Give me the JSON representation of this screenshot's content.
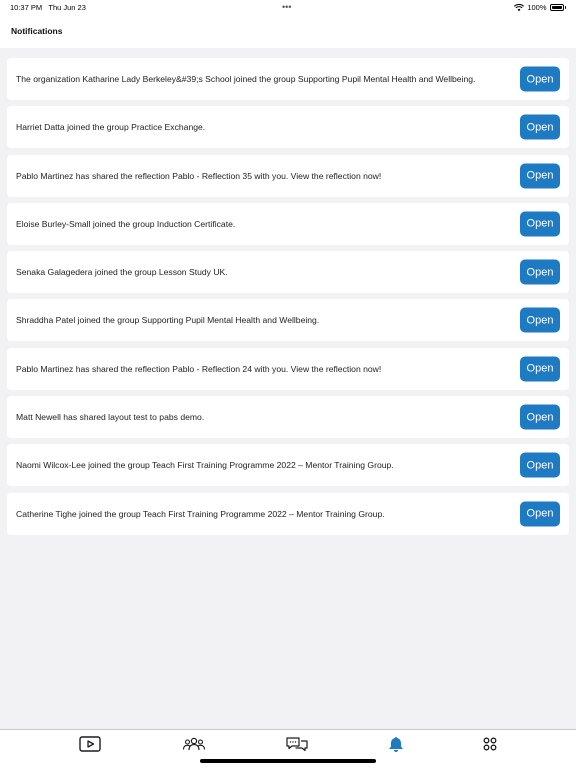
{
  "status_bar": {
    "time": "10:37 PM",
    "date": "Thu Jun 23",
    "dots": "•••",
    "battery_percent": "100%"
  },
  "header": {
    "title": "Notifications"
  },
  "notifications": [
    {
      "text": "The organization Katharine Lady Berkeley&#39;s School  joined the group Supporting Pupil Mental Health and Wellbeing.",
      "button": "Open"
    },
    {
      "text": "Harriet Datta joined the group Practice Exchange.",
      "button": "Open"
    },
    {
      "text": "Pablo Martinez has shared the reflection Pablo - Reflection 35 with you. View the reflection now!",
      "button": "Open"
    },
    {
      "text": "Eloise Burley-Small joined the group Induction Certificate.",
      "button": "Open"
    },
    {
      "text": "Senaka Galagedera joined the group Lesson Study UK.",
      "button": "Open"
    },
    {
      "text": "Shraddha Patel joined the group Supporting Pupil Mental Health and Wellbeing.",
      "button": "Open"
    },
    {
      "text": "Pablo Martinez has shared the reflection Pablo - Reflection 24 with you. View the reflection now!",
      "button": "Open"
    },
    {
      "text": "Matt Newell has shared layout test to pabs demo.",
      "button": "Open"
    },
    {
      "text": "Naomi Wilcox-Lee joined the group Teach First Training Programme 2022 – Mentor Training Group.",
      "button": "Open"
    },
    {
      "text": "Catherine Tighe joined the group Teach First Training Programme 2022 – Mentor Training Group.",
      "button": "Open"
    }
  ],
  "tabbar": {
    "items": [
      {
        "icon": "video-play-icon",
        "active": false
      },
      {
        "icon": "groups-icon",
        "active": false
      },
      {
        "icon": "chat-bubbles-icon",
        "active": false
      },
      {
        "icon": "bell-icon",
        "active": true
      },
      {
        "icon": "apps-grid-icon",
        "active": false
      }
    ]
  },
  "colors": {
    "accent": "#1f7ac4",
    "background": "#f2f2f4",
    "card": "#ffffff",
    "icon_inactive": "#1c1c1e"
  }
}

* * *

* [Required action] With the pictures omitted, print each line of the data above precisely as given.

* [Written reply]
Give me the JSON representation of this screenshot's content.
{
  "status_bar": {
    "time": "10:37 PM",
    "date": "Thu Jun 23",
    "dots": "•••",
    "battery_percent": "100%"
  },
  "header": {
    "title": "Notifications"
  },
  "notifications": [
    {
      "text": "The organization Katharine Lady Berkeley&#39;s School  joined the group Supporting Pupil Mental Health and Wellbeing.",
      "button": "Open"
    },
    {
      "text": "Harriet Datta joined the group Practice Exchange.",
      "button": "Open"
    },
    {
      "text": "Pablo Martinez has shared the reflection Pablo - Reflection 35 with you. View the reflection now!",
      "button": "Open"
    },
    {
      "text": "Eloise Burley-Small joined the group Induction Certificate.",
      "button": "Open"
    },
    {
      "text": "Senaka Galagedera joined the group Lesson Study UK.",
      "button": "Open"
    },
    {
      "text": "Shraddha Patel joined the group Supporting Pupil Mental Health and Wellbeing.",
      "button": "Open"
    },
    {
      "text": "Pablo Martinez has shared the reflection Pablo - Reflection 24 with you. View the reflection now!",
      "button": "Open"
    },
    {
      "text": "Matt Newell has shared layout test to pabs demo.",
      "button": "Open"
    },
    {
      "text": "Naomi Wilcox-Lee joined the group Teach First Training Programme 2022 – Mentor Training Group.",
      "button": "Open"
    },
    {
      "text": "Catherine Tighe joined the group Teach First Training Programme 2022 – Mentor Training Group.",
      "button": "Open"
    }
  ],
  "tabbar": {
    "items": [
      {
        "icon": "video-play-icon",
        "active": false
      },
      {
        "icon": "groups-icon",
        "active": false
      },
      {
        "icon": "chat-bubbles-icon",
        "active": false
      },
      {
        "icon": "bell-icon",
        "active": true
      },
      {
        "icon": "apps-grid-icon",
        "active": false
      }
    ]
  },
  "colors": {
    "accent": "#1f7ac4",
    "background": "#f2f2f4",
    "card": "#ffffff",
    "icon_inactive": "#1c1c1e"
  }
}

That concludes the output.